• **Source data**:
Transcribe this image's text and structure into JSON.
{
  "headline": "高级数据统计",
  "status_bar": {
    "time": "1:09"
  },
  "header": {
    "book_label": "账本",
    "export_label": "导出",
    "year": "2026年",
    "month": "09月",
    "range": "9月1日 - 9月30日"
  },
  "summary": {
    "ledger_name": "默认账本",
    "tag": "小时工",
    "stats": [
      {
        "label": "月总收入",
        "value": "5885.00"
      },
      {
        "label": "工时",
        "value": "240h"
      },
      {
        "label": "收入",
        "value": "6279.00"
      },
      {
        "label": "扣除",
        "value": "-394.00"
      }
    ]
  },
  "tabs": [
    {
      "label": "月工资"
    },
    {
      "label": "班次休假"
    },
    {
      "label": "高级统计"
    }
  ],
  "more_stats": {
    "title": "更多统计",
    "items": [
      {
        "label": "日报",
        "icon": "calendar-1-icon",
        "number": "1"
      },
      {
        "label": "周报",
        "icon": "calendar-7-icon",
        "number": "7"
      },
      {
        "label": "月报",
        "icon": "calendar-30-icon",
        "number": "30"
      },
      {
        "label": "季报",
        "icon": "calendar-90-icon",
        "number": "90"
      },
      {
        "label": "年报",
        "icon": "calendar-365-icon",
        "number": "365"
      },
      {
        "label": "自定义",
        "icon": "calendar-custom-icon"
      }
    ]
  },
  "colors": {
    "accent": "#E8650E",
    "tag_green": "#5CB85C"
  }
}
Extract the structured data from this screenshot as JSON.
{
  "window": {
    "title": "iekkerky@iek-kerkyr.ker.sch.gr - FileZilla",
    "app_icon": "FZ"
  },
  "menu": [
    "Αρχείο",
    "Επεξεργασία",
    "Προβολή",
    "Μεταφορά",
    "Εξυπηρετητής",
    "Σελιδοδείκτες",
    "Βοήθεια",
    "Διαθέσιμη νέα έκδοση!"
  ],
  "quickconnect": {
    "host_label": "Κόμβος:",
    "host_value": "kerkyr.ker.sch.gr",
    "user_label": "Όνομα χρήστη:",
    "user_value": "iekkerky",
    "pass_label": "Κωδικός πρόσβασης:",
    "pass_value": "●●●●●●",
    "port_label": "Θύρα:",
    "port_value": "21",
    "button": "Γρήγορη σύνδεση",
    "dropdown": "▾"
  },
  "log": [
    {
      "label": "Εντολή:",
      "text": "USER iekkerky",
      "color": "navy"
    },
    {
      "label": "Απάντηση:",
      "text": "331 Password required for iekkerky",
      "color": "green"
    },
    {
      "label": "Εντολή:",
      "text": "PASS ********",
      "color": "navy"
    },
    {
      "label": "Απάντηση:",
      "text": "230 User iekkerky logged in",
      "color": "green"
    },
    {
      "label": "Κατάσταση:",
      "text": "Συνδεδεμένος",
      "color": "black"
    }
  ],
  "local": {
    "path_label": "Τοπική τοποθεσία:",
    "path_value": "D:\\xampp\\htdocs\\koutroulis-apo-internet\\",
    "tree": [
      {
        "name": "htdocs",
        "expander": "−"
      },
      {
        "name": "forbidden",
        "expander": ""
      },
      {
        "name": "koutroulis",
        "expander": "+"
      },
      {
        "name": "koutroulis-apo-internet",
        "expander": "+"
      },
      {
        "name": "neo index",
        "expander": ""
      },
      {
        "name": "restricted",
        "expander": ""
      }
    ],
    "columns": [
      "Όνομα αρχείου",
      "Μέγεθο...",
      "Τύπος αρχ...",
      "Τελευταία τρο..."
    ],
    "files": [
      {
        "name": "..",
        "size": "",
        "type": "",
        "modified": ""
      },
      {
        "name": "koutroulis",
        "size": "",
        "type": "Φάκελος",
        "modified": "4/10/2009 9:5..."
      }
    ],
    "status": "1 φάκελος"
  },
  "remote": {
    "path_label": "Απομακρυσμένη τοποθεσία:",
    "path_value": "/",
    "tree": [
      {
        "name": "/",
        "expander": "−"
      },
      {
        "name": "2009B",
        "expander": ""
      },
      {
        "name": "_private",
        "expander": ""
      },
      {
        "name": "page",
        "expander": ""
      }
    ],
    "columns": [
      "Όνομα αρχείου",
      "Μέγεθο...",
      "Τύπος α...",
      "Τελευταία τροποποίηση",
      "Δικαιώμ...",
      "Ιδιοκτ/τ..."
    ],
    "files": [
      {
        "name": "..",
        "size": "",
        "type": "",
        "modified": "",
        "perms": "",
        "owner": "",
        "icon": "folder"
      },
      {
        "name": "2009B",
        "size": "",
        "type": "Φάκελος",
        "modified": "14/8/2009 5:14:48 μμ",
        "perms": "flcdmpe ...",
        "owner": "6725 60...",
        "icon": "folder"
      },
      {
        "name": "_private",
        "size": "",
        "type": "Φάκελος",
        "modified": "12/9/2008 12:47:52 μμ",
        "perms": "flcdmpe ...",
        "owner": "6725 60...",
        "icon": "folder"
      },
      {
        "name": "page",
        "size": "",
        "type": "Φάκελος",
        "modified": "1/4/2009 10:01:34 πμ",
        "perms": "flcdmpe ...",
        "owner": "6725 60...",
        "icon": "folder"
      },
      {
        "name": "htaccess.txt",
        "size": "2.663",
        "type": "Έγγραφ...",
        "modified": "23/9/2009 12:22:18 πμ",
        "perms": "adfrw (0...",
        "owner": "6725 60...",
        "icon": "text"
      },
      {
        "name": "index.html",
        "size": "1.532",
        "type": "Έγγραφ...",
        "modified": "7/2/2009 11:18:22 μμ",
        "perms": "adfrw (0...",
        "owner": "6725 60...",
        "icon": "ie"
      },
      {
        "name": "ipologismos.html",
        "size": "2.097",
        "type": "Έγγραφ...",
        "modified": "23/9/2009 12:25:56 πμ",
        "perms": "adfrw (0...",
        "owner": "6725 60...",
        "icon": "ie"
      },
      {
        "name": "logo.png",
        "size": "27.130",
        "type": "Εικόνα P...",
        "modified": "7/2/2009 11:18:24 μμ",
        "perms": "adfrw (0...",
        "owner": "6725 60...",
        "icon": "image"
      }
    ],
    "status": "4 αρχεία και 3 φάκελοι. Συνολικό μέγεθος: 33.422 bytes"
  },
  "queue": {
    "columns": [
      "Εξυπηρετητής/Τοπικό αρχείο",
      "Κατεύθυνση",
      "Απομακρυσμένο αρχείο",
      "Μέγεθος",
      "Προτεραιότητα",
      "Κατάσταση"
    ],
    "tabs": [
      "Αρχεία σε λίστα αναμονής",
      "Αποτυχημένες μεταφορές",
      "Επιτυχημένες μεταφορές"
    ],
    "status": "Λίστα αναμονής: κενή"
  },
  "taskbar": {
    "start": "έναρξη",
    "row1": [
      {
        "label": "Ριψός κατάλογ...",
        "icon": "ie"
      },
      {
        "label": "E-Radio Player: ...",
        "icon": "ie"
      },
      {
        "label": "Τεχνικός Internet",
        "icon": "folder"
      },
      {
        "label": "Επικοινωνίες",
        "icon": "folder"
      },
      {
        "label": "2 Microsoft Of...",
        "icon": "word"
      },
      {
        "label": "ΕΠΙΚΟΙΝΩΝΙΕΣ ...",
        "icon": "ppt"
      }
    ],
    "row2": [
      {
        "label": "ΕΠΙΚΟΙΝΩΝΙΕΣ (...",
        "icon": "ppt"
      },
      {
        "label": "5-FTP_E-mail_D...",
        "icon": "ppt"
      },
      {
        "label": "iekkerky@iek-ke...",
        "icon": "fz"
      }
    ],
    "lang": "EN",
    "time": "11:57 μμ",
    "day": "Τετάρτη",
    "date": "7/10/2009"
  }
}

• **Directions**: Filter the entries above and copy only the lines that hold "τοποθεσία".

• **Task answer**:
    "path_label": "Τοπική τοποθεσία:",
    "path_label": "Απομακρυσμένη τοποθεσία:",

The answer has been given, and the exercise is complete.